* _Try it_
Please find every line of the listing below where "同原文件" occurs and copy it.

* _Material for this task_

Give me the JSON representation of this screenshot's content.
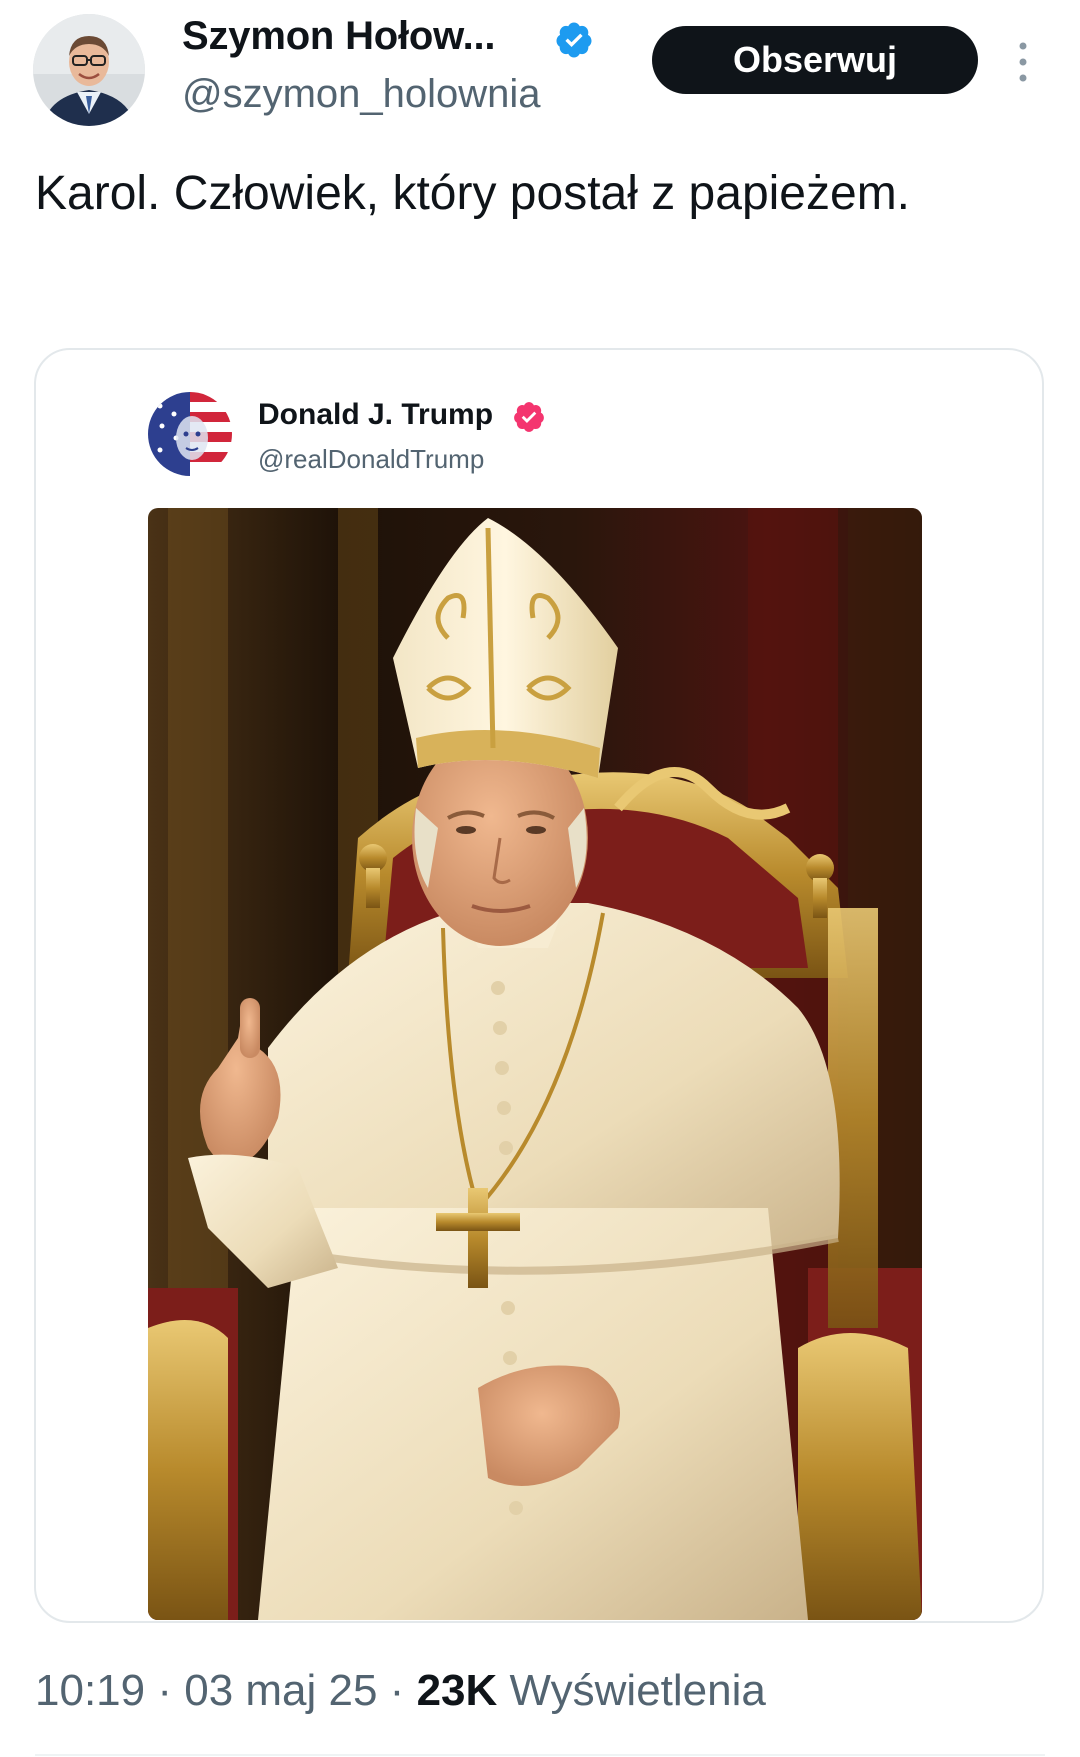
{
  "author": {
    "name": "Szymon Hołow...",
    "handle": "@szymon_holownia",
    "verified": true,
    "verified_color": "#1d9bf0"
  },
  "follow_button": {
    "label": "Obserwuj"
  },
  "more_menu": {
    "icon": "more-vertical-icon"
  },
  "tweet": {
    "text": "Karol. Człowiek, który postał z papieżem."
  },
  "quoted_post": {
    "author_name": "Donald J. Trump",
    "author_handle": "@realDonaldTrump",
    "verified": true,
    "verified_color": "#f4356f",
    "image_description": "photo"
  },
  "meta": {
    "time": "10:19",
    "separator": " · ",
    "date": "03 maj 25",
    "views_count": "23K",
    "views_label": "Wyświetlenia"
  },
  "colors": {
    "text_primary": "#0f1419",
    "text_secondary": "#536471",
    "border": "#e3e8eb",
    "button_bg": "#0f1419"
  }
}
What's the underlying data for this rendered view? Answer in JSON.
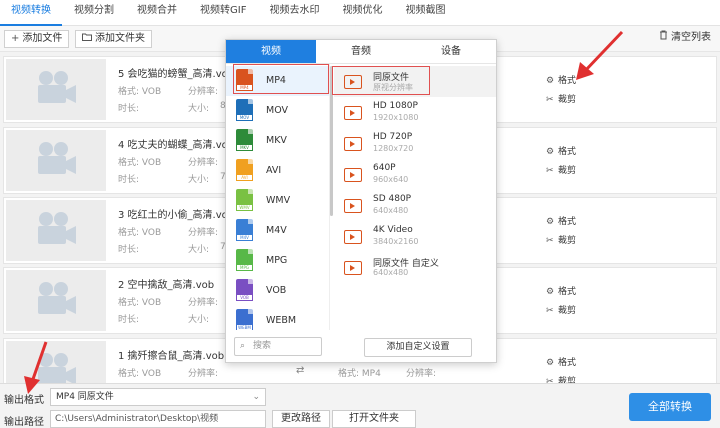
{
  "tabs": [
    "视频转换",
    "视频分割",
    "视频合并",
    "视频转GIF",
    "视频去水印",
    "视频优化",
    "视频截图"
  ],
  "toolbar": {
    "add_file": "添加文件",
    "add_folder": "添加文件夹",
    "clear_list": "清空列表"
  },
  "files": [
    {
      "name": "5 会吃猫的螃蟹_高清.vob",
      "format_label": "格式: VOB",
      "resolution_label": "分辨率:",
      "duration_label": "时长:",
      "size_label": "大小:",
      "size_partial": "8"
    },
    {
      "name": "4 吃丈夫的蝴蝶_高清.vob",
      "format_label": "格式: VOB",
      "resolution_label": "分辨率:",
      "duration_label": "时长:",
      "size_label": "大小:",
      "size_partial": "7"
    },
    {
      "name": "3 吃红土的小偷_高清.vob",
      "format_label": "格式: VOB",
      "resolution_label": "分辨率:",
      "duration_label": "时长:",
      "size_label": "大小:",
      "size_partial": "7"
    },
    {
      "name": "2 空中擒敌_高清.vob",
      "format_label": "格式: VOB",
      "resolution_label": "分辨率:",
      "duration_label": "时长:",
      "size_label": "大小:",
      "size_partial": ""
    },
    {
      "name": "1 擒歼擦合鼠_高清.vob",
      "format_label": "格式: VOB",
      "resolution_label": "分辨率:",
      "duration_label": "",
      "size_label": "",
      "size_partial": "",
      "out_format": "格式: MP4",
      "out_resolution": "分辨率:"
    }
  ],
  "row_actions": {
    "format": "格式",
    "trim": "裁剪"
  },
  "popup": {
    "tabs": [
      "视频",
      "音频",
      "设备"
    ],
    "formats": [
      {
        "label": "MP4",
        "color": "#d9531e"
      },
      {
        "label": "MOV",
        "color": "#1e6fb8"
      },
      {
        "label": "MKV",
        "color": "#2e8b3a"
      },
      {
        "label": "AVI",
        "color": "#f0a020"
      },
      {
        "label": "WMV",
        "color": "#7ac143"
      },
      {
        "label": "M4V",
        "color": "#3a7fd5"
      },
      {
        "label": "MPG",
        "color": "#58b848"
      },
      {
        "label": "VOB",
        "color": "#7a4fc2"
      },
      {
        "label": "WEBM",
        "color": "#3b6fd0"
      }
    ],
    "qualities": [
      {
        "title": "同原文件",
        "sub": "原视分辨率"
      },
      {
        "title": "HD 1080P",
        "sub": "1920x1080"
      },
      {
        "title": "HD 720P",
        "sub": "1280x720"
      },
      {
        "title": "640P",
        "sub": "960x640"
      },
      {
        "title": "SD 480P",
        "sub": "640x480"
      },
      {
        "title": "4K Video",
        "sub": "3840x2160"
      },
      {
        "title": "同原文件 自定义",
        "sub": "640x480"
      }
    ],
    "search_placeholder": "搜索",
    "custom_button": "添加自定义设置"
  },
  "bottom": {
    "output_format_label": "输出格式",
    "output_format_value": "MP4   同原文件",
    "output_path_label": "输出路径",
    "output_path_value": "C:\\Users\\Administrator\\Desktop\\视频",
    "change_path": "更改路径",
    "open_folder": "打开文件夹",
    "convert_all": "全部转换"
  },
  "colors": {
    "accent": "#1f7fe0",
    "annotation": "#e03030"
  }
}
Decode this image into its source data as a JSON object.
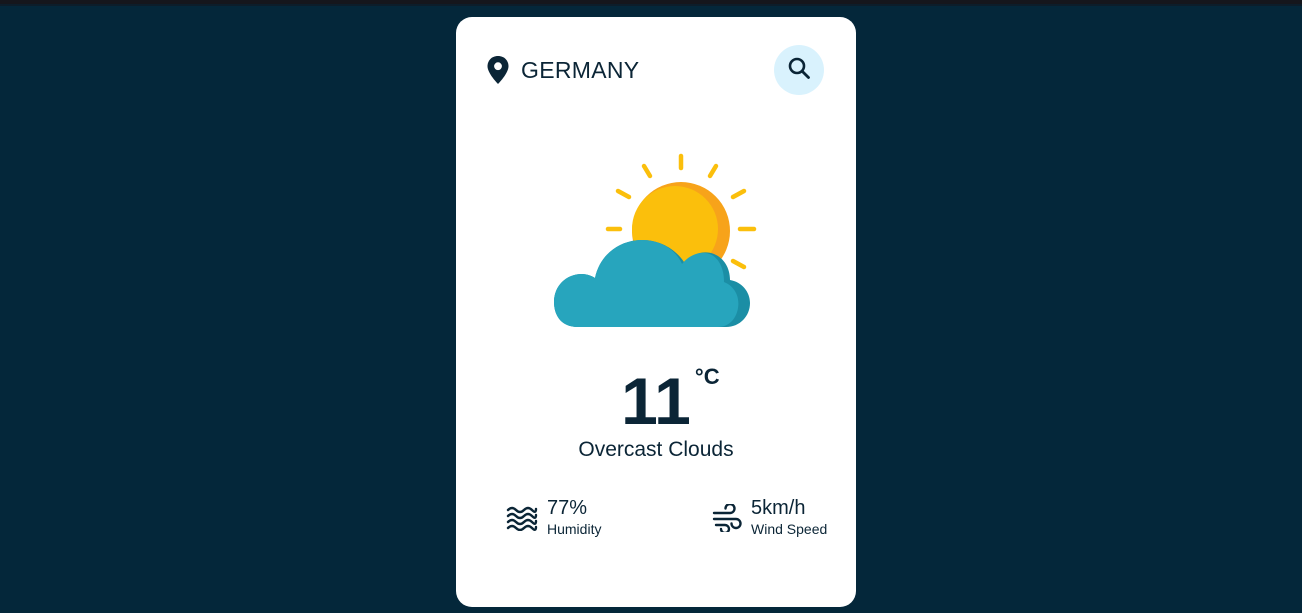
{
  "location": {
    "name": "GERMANY",
    "icon": "map-pin-icon"
  },
  "search": {
    "icon": "search-icon"
  },
  "weather": {
    "icon": "sun-behind-cloud-icon",
    "temperature": "11",
    "unit": "°C",
    "description": "Overcast Clouds"
  },
  "stats": {
    "humidity": {
      "value": "77%",
      "label": "Humidity",
      "icon": "waves-icon"
    },
    "wind": {
      "value": "5km/h",
      "label": "Wind Speed",
      "icon": "wind-icon"
    }
  },
  "colors": {
    "background": "#04273a",
    "card": "#ffffff",
    "text": "#0b2536",
    "search_bg": "#d9f2fd",
    "sun": "#fbbf0c",
    "sun_shade": "#f7a31a",
    "cloud": "#27a5bd",
    "cloud_shade": "#1b8ea5"
  }
}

* _Task response_
        "title": "同原文件",
        "title": "同原文件 自定义",
    "output_format_value": "MP4   同原文件",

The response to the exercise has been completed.